An Eventful July 200 Years Ago

On 17th July 1802 the river Towy experienced an exceptional flood. As a result it left its course close to the Bishop's Palace, Abergwili, and formed a new channel some distance away. Part of the original course formed the present Bishop's Pond. This must have sorely tested Bishop Lord George Murray's faith, as he had recently added the east wing to the palace and placed its main entrance there in order to have a panoramic view over the river.
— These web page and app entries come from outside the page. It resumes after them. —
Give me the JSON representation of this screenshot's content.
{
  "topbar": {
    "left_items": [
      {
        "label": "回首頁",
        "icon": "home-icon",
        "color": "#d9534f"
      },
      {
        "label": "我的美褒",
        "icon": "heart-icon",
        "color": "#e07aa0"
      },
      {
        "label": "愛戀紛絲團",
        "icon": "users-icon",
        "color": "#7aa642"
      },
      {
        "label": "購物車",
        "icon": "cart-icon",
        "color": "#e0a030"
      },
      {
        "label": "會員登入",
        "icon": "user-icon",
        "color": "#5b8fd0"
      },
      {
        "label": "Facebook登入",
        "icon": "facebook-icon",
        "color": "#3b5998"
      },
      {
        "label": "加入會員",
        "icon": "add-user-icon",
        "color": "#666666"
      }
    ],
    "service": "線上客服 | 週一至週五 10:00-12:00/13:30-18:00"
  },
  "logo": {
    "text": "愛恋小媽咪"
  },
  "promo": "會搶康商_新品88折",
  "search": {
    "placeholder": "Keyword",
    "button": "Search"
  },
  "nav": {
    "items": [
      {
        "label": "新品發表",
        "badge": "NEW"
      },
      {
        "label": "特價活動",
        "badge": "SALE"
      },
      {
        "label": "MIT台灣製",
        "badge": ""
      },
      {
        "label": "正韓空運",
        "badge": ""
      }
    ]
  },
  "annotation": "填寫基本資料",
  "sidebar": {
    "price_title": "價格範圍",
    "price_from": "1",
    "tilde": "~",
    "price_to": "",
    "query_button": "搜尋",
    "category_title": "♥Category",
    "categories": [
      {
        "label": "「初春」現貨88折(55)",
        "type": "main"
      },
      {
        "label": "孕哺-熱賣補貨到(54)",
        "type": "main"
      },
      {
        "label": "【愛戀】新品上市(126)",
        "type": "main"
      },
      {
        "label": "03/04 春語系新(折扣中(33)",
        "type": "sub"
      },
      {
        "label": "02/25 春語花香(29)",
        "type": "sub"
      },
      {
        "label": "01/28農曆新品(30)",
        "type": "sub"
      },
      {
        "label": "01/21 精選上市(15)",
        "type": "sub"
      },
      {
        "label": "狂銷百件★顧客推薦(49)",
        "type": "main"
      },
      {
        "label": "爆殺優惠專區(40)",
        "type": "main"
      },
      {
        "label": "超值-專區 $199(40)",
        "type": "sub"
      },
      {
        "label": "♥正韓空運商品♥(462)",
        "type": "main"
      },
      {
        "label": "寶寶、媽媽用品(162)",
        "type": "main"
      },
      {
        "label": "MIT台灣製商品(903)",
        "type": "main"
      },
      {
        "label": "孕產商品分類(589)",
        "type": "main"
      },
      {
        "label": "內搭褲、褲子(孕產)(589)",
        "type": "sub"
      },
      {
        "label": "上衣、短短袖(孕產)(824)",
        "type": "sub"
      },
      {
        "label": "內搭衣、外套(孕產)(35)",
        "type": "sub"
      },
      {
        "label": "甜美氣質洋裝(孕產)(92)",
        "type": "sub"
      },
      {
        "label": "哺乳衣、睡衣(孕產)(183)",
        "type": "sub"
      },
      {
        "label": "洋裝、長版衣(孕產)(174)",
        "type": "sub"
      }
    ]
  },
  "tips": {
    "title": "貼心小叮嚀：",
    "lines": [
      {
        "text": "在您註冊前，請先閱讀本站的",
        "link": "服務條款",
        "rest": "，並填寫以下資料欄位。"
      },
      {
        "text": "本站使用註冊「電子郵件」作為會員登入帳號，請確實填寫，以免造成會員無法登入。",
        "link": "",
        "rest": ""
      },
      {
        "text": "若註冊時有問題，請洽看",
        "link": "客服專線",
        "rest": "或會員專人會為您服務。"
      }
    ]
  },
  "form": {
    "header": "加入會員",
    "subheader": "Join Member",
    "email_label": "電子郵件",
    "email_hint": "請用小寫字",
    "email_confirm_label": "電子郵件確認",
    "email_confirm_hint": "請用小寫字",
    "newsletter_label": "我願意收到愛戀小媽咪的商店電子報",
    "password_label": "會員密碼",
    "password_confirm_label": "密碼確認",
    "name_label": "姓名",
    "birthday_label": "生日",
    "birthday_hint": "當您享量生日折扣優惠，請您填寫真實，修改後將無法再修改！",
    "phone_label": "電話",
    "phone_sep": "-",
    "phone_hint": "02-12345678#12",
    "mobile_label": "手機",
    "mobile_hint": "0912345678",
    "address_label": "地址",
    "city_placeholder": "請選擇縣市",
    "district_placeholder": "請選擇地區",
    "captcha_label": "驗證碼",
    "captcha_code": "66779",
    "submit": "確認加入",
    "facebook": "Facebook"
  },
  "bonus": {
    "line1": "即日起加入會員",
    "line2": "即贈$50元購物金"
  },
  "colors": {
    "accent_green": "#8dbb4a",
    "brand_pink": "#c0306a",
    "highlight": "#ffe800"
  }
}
On 17th July also the "Lecsiwn Fawr" or "Great Election" opened at Llandeilo. The only two candidates, Sir J. Hamlyn Williams of Edwinsford and William Paxton of Middleton Hall, fought a long contest. All public houses were thrown open and there was much violence between the "Blue" Whig supporters of Paxton and the "Reds" (Tory) of Williams. Finally on 1st August after a poll lasting 15 days the election ended with the return of Williams. The enormous cost to Paxton, mostly on meals and drink, was said to have amounted to 15,690 - 4 - 2 but there is no reason to assume that Williams was any less generous in his entertainment.

On 18th July 1802 Lammas Street Chapel was opened for services after rebuilding.

On 30th July Vice-Admiral Lord Nelson, together with Sir William Hamilton and Lady Emma, arrived at Carmarthen on their way to Milford Haven. Nelson, being an extremely vain man, was not impressed by the lack of civic pomp and popular acclaim that he had received on his journey between Llandovery and Carmarthen. This was certainly because the Lecsiwn Fawr was reaching its exciting climax and everyone was too preoccupied to pay Nelson what he regarded as his due respect.

Nelson's party stayed at the Ivy Bush, then in King Street, kept by Charles Nott. The Mayor and Corporation arranged a civic reception although the Corporation Order Books do not record a dinner in Nelson's honour. The vicar of St. Peter's refused to attend the reception because "I cannot wait upon Lady Hamilton. To Lord Nelson I would cheerfully pay every respect personally, but I dare not countenance adultery". In the evening Nelson attended the theatre in Little Water Street and continued on his journey towards Milford the next day.

July was certainly a more eventful month in Carmarthen in 1802 than 2002.

Conrad Davies

First published in December 2002 in The Friend